‘Do You Know What an Honor That is For Me?’ Snooki Loves Her ‘South Park’ Parody
If you’ve never been mercilessly mocked on South Park, are you even famous?
According to actor, singer, WWE wrestler, boxing promoter, wine dealer and reality TV star Nicole Polizzi, better known as Snooki from The Jersey Shore, the answer is a resounding “No!” shouted while spilling out of the backseat of a dented Escalade with a margarita in one hand and a pickle in the other. Between 2009 and 2010, Snooki and her housemates in Seaside Heights, New Jersey were eight of the most famous people in America as the country oscillated wildly between laughing at her and laughing with her at the rest of The Jersey Shore cast.
Now, over a decade after MTV’s smash hit series concluded, Snooki is a thriving wife and mother with her own wine brand and an amazingly healthy outlook on the searing scorn she once received as the star of the trashiest show on TV — particularly that from Trey Parker and Matt Stone, whose portrayal of her as incoherent humping rat goblin on the South Park Season 14 episode “It's a Jersey Thing” was an unironic high point in Snooki’s career. Though haters today still try to put down Snooki with references to the iconic bit, the reality star made it clear over the weekend that their efforts to remind her that she had an entire South Park episode written about her isn’t the dunk that they think it is.

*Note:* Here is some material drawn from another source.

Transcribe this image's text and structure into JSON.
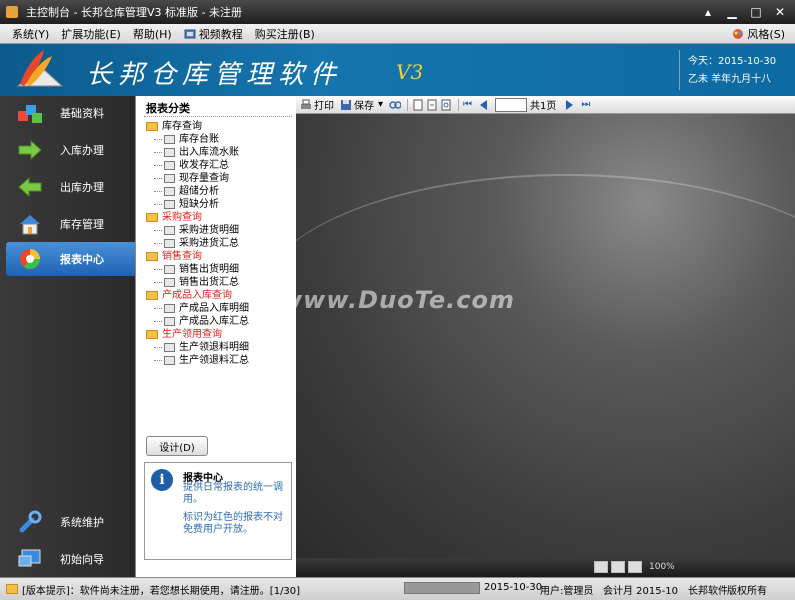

“I chuckle when people try to insult me about me being a fat humping rat on South Park,” Snooki tweeted in response to a GIF of the episode in question that someone snarkily posted in her replies. “I was ON SOUTH PARK. Do you know what an honor that is for me? Fat rat and all lol.”
It’s no secret that Parker and Stone save their most scathing portrayals for people who made their fame from reality TV — socialite and sex-tape star Paris Hilton recently recounted how deeply wounded she was when South Park showed her vomiting ejaculate while her signature chihuahua shot itself in the head.
Snooki, however, took a page out of her brief boxing and wrestling careers and chose to take her South Park episode on the chin — and, more than that, embraced the caricature as the highest form of flattery that Comedy Central can provide. After all, South Park doesn’t skewer just any muff cabbage.